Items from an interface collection
-------

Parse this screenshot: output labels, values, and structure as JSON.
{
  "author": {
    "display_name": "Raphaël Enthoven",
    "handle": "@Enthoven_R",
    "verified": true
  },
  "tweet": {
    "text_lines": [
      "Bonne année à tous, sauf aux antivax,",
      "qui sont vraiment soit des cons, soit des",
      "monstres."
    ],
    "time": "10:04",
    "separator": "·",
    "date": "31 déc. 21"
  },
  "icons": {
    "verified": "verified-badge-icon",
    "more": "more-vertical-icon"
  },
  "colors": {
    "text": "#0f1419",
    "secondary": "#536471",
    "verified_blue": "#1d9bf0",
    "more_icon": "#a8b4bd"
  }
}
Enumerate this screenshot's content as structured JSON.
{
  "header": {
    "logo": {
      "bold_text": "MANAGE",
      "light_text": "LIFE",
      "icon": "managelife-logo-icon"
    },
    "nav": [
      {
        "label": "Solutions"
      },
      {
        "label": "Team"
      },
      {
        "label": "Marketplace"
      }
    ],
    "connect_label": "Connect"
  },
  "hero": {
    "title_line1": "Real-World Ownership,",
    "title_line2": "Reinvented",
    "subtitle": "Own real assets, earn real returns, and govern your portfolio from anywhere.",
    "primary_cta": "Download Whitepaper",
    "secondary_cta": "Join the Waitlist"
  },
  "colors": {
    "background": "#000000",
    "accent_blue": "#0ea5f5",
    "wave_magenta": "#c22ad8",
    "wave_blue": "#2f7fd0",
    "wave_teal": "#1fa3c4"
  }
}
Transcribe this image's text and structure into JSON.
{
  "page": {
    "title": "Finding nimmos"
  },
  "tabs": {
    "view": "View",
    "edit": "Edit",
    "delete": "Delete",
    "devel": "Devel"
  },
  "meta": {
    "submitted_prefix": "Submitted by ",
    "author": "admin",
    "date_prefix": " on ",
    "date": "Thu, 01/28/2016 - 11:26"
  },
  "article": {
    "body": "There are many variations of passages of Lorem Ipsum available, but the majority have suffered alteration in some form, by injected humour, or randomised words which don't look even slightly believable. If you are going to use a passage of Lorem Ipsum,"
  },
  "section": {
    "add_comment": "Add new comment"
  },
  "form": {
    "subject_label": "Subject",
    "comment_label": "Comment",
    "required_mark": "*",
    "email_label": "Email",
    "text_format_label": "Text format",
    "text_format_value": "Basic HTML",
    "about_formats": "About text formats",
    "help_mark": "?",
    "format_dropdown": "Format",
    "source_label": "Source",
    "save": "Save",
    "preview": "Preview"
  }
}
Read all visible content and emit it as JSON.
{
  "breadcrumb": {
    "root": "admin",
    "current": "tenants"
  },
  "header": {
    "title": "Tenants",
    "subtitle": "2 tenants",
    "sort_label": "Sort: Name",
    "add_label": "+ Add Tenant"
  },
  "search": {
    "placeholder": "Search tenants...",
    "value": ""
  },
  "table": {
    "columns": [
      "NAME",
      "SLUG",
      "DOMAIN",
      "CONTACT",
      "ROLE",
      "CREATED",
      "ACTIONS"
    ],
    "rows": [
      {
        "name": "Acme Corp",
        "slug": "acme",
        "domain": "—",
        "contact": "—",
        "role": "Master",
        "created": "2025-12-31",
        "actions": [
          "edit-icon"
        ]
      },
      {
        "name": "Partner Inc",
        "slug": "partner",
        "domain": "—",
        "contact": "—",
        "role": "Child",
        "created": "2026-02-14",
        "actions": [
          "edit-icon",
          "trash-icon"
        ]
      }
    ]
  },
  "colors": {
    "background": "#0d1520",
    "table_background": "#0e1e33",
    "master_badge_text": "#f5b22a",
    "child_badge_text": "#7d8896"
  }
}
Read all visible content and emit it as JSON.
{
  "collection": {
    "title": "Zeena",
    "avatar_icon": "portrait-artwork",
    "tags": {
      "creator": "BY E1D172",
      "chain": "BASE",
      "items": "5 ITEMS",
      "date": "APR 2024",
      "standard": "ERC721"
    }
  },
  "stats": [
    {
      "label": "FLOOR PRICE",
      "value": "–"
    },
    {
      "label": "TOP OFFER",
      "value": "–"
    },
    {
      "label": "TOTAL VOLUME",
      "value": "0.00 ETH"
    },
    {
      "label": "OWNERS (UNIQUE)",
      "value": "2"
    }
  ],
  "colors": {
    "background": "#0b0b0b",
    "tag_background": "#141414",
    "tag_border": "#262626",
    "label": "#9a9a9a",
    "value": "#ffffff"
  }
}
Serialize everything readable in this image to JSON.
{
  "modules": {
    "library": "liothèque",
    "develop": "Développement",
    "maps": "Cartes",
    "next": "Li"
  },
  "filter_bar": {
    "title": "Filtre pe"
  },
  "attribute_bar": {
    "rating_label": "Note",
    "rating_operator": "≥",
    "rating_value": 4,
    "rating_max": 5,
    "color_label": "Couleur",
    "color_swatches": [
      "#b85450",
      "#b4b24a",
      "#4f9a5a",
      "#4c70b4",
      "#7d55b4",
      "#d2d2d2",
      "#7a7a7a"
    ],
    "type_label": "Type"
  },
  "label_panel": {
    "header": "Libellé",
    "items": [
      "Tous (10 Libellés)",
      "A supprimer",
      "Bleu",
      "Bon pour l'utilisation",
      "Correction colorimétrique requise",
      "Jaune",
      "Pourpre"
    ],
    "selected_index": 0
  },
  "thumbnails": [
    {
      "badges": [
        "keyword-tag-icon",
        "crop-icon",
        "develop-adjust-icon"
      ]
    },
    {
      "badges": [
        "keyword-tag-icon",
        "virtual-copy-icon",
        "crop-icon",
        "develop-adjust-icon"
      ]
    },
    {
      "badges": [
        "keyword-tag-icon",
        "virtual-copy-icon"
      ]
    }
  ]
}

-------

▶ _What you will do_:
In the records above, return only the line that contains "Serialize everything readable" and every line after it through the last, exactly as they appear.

▶ _Solution to this task_:
Serialize everything readable in this image to JSON.
{
  "modules": {
    "library": "liothèque",
    "develop": "Développement",
    "maps": "Cartes",
    "next": "Li"
  },
  "filter_bar": {
    "title": "Filtre pe"
  },
  "attribute_bar": {
    "rating_label": "Note",
    "rating_operator": "≥",
    "rating_value": 4,
    "rating_max": 5,
    "color_label": "Couleur",
    "color_swatches": [
      "#b85450",
      "#b4b24a",
      "#4f9a5a",
      "#4c70b4",
      "#7d55b4",
      "#d2d2d2",
      "#7a7a7a"
    ],
    "type_label": "Type"
  },
  "label_panel": {
    "header": "Libellé",
    "items": [
      "Tous (10 Libellés)",
      "A supprimer",
      "Bleu",
      "Bon pour l'utilisation",
      "Correction colorimétrique requise",
      "Jaune",
      "Pourpre"
    ],
    "selected_index": 0
  },
  "thumbnails": [
    {
      "badges": [
        "keyword-tag-icon",
        "crop-icon",
        "develop-adjust-icon"
      ]
    },
    {
      "badges": [
        "keyword-tag-icon",
        "virtual-copy-icon",
        "crop-icon",
        "develop-adjust-icon"
      ]
    },
    {
      "badges": [
        "keyword-tag-icon",
        "virtual-copy-icon"
      ]
    }
  ]
}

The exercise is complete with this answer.